Among the treasures I found here was a new shopping bag. Mexicans at the tiangues use big, multi-colored woven plastic bags as their carry-alls. Most are plaid or striped. On a trip to Guanajuato I found a bag with the face of Frida Kahlo painted on it. Somehow, somewhere this bag got lost. But I found another one into which I can put all my purchases, starting with veggies and flowers from the big indoor market in the center of town.

And here she is, eyebrows and all!

Before I go there are a couple of other photos to put up that reflect life here in SMA. As in Florence, there are delightful little fountains in completely unexpected spots. Walking up the street toward the central jardin I came across this wall fountain making the prettiest gurgling sound. Beautiful colors, as usual.

Then there was a house with this sign on it. I never did figure out what the house had done wrong.

If you want a sun face for your house, I know just the place where you can find one ~ or more.

Frequently, if a house’s walls have windows in them they are barred, then shuttered and not terribly interesting. But I saw this window high on the wall of a house with some lovely vines spilling over the top of the wals and trailing around the window.

Remember the fish restaurant we like so much? Here it is, in all it’s rough glory. It is actually a Sol tent (Sol is a beer maker/distributor), plastic chairs and tables, 4 items on the menu and the best cole slaw in town. The magazine rack on the right is well used, the issues of various rags fairly current.

Walking home from a trip to the big market I saw this man and his little boy riding down the main street. I love his hat and the fancy embroidery down the seam of his trousers. He seemed well aware of the sight he was presenting, and happy about it, too.
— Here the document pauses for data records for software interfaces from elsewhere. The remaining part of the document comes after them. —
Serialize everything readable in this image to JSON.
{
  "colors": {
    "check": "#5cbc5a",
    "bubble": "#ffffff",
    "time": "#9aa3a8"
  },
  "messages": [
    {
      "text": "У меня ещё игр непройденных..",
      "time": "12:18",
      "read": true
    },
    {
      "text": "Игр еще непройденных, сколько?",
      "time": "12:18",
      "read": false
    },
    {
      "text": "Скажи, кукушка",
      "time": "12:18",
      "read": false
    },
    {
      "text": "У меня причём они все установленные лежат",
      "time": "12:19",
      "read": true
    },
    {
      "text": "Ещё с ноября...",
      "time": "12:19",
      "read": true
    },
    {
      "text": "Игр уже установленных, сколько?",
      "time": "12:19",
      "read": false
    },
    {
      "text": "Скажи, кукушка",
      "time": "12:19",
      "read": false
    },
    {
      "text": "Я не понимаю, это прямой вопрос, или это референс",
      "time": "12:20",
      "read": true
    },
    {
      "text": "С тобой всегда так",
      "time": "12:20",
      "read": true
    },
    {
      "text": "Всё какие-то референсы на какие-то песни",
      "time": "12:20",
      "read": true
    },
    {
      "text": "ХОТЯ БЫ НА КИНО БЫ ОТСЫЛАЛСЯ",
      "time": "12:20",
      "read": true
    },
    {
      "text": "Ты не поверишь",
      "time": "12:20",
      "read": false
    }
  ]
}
We went up to the Bella Artes, a beautiful old hacienda that has been turned into a cultural center. No matter how hot, dusty and busy the surrounding streets are it is always cool and serene in the big courtyard. There is a lovely, sparkling fountain in the center with chairs and tables scattered around for students or patrons of the little coffee shop.

Meanwhile, next door in the forecourt of the big church, a group of caballeros had gathered with their horses for a Sunday mass. This fellow fell to chewing the grass as soon as he was tethered up.

This morning, as we were driving home from some errands we mused on what had led us to Cuyutlán instead of, perhaps, this lovely place. IF we had come here before we went there, would we have purchased a house? IF it has been 1996, probably yes, and then we would have reversed our get-aways. After 2000, however, it would probably have been too expensive here but it was still easily do-able at the beach. But now, even there the land/housing prices are getting outrageous. Would we have like living here? Probably, although it’s not nearly as “Mexican” as is our village for the simple reason that there are virtually no gringos there and there are about 15,000 here. And it’s cold here. Not what I’m after. I can get cold at home.

So now it’s on to more cold but more things to see and do. I don’t know if I’ll be able to find any internet connections there. I will take photos of the very interesting architecture; actually, it’s again the paint that’s of note. All buildings are painted the same for the most part; red on the bottom, white on the top. Again, narrow cobbled streets, crazy traffic, no place to park. Our usual hotel is a real find as it has off street parking, but no heat. We can always go sleep in the car with the engine running.